Roger Abrahams was a member of the small Brighton and Hove Hillel committee which helped raise the funds to buy the building after students had stopped using the previous, more remote, premises.
He said that, after budgetary problems, the local committee had asked the Hillel Foundation (of which UJS is part) to take over operations.
But he added that UJS now claim that demand for the Middle Street Hillel has dropped “and they were going to sell it to a commercial concern — not Jewish — for use as therapy rooms”.
Mr Abrahams said he had recently found a minute “from a committee meeting we had in 2010 where we basically said: ‘We will do a deal with the Hillel Foundation but we will do it in such a way that if they are no longer able to carry out their duties, the building will revert to the Brighton Hillel, as it was’.”

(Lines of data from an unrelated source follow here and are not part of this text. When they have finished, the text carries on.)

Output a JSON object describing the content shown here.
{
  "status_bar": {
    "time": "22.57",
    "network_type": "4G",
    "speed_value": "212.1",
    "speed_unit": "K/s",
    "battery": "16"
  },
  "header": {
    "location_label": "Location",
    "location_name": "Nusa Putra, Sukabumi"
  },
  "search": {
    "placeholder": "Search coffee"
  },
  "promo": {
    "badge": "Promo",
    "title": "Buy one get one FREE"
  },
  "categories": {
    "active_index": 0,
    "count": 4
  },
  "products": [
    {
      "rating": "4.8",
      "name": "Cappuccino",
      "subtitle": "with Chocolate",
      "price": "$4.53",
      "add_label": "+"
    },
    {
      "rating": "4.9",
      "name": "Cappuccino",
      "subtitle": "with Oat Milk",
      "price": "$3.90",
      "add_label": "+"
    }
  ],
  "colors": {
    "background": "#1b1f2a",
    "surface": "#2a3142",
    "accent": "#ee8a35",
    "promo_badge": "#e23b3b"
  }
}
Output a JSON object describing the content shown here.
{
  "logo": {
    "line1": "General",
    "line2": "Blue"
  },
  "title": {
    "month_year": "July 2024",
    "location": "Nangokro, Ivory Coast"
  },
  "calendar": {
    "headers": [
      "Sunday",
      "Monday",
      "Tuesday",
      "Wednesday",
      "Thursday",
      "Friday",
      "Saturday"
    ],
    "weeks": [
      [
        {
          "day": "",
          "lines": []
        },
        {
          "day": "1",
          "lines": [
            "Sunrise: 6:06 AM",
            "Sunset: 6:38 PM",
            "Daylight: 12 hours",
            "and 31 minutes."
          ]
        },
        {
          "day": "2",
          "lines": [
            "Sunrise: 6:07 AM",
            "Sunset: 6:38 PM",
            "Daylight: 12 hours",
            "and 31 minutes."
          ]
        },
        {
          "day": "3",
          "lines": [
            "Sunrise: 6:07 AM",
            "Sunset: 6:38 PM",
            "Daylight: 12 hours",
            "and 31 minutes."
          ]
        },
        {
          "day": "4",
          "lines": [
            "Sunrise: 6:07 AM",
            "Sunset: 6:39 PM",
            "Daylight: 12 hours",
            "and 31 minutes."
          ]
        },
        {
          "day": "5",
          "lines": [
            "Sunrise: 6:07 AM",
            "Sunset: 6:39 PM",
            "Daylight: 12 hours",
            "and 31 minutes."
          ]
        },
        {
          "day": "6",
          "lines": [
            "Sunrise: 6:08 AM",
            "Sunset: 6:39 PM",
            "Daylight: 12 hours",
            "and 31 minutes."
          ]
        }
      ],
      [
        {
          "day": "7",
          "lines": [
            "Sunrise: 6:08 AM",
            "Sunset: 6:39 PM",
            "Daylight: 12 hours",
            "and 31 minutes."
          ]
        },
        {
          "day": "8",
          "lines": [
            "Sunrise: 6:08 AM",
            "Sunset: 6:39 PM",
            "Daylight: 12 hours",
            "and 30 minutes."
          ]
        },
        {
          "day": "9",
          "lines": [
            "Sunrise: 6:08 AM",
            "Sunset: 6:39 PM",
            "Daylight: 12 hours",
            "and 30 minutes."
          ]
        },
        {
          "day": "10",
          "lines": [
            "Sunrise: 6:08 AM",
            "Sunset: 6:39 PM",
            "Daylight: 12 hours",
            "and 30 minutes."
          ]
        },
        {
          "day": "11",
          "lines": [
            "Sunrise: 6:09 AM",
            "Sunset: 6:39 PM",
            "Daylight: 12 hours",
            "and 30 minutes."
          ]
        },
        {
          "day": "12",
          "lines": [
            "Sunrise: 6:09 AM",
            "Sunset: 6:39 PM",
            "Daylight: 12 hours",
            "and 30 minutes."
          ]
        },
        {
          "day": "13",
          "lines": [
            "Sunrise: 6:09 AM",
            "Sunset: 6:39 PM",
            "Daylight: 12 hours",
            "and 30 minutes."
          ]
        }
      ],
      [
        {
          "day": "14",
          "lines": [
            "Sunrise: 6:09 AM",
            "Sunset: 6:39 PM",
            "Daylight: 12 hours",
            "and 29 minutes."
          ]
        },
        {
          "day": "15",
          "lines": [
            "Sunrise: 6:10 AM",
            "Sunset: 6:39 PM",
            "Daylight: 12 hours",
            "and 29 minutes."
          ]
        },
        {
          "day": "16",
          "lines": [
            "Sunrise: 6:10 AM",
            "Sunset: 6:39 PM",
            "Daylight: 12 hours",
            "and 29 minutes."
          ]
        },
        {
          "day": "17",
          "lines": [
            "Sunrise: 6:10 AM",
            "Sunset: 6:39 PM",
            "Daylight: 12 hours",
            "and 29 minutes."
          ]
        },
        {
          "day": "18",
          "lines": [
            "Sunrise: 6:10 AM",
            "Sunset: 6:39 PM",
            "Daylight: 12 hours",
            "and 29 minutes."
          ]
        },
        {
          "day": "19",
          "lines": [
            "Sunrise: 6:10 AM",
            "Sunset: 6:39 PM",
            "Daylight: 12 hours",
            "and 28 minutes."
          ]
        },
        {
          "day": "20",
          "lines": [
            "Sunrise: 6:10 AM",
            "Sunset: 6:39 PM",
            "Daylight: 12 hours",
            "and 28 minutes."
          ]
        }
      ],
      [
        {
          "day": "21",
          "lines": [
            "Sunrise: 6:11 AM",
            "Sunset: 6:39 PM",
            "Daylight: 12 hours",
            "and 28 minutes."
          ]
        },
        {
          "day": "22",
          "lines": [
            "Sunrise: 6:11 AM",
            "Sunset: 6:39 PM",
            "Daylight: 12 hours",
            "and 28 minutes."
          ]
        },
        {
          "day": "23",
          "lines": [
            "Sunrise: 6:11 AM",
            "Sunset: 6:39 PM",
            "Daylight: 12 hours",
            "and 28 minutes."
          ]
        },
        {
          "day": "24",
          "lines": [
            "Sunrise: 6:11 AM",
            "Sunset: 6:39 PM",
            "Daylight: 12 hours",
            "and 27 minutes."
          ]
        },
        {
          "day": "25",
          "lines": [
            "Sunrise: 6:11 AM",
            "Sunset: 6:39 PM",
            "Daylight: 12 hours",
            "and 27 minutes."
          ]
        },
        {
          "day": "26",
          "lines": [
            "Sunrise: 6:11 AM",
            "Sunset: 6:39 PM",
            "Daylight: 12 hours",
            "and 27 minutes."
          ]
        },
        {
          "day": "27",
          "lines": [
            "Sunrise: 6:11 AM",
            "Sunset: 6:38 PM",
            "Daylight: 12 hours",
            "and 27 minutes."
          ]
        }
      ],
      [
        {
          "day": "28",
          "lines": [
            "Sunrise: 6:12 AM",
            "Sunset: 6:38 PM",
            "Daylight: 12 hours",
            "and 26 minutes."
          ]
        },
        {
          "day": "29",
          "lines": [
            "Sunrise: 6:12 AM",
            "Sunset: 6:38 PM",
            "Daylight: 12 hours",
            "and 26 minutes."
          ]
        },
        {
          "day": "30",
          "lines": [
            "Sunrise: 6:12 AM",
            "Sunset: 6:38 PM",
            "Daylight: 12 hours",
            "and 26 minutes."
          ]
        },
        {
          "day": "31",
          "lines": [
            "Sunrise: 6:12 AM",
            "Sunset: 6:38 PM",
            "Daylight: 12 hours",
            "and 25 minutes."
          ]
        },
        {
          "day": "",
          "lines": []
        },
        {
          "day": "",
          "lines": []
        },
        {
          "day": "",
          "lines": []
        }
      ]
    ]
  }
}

Also unhappy at the impending sale is Michael Spector, whose father was treasurer for many years of the Middle Street shul, long closed as a place of regular worship and now a visitor attraction.
“I’ve asked specifically where the new [student] premises are going to be and I didn’t get an answer, except ‘we have a plan’.
“Then I said: ‘What portion of the money is being ring-fenced to recognise that the Brighton and Hove community put in £350,000? They didn’t answer that either.”
In correspondence seen by the JC, Yoseph and Rachael Citron — the chaplaincy couple for the 250-strong Brighton and Hove Jewish student community — described the Hillel as “well located in the centre of town with easy student access. The proximity in location is key to the regular attendance to events.”
They said the premises had been used for social events, dinners, JSoc committee meetings and as “a safe space for all Jewish students. We don’t know of any exclusively Jewish student houses, so HIllel provides this, which all JSoc members greatly appreciate.”
The couple added that a proposed alternative location in the Ralli Hall community centre in central Hove was “very out of the way of student life and [has] inconvenient transport links.
“Another proposed alternative [on Jewish Care’s Brighton site] does not seem to have been followed up by anyone. It is also out of the way and comes with the caveat that it is above an old-age home, which means that students will probably have quite a few limitations regarding noise etc.”
They pointed out that, until the current academic year, the Hillel had offered residential places, which had been filled. “This year, a student is trying to leave Brighton as she was desperate to live in Hillel in a Jewish environment.”
The loss of the Hillel would be “a significant deterrent for Jewish students who would like to keep Shabbat and kosher”.
In a statement, UJS said the potential sale followed a review of how it deployed resources nationwide. It remained “wholly committed to providing appropriate space and finance for JSoc activity in Brighton and Sussex for the long term.
“Various options for supporting Jewish student life in Brighton have been and continue to be explored, all alongside regular consultation with J-soc leaders and Jewish students.”
It pledged to ensure that students “will continue to have access to Friday-night meals and space for diverse and dynamic programming”.
Mr Abrahams dismissed the statement as “extremely vague”, maintaining: “The building should be passed back to Brighton if they can no longer use it.”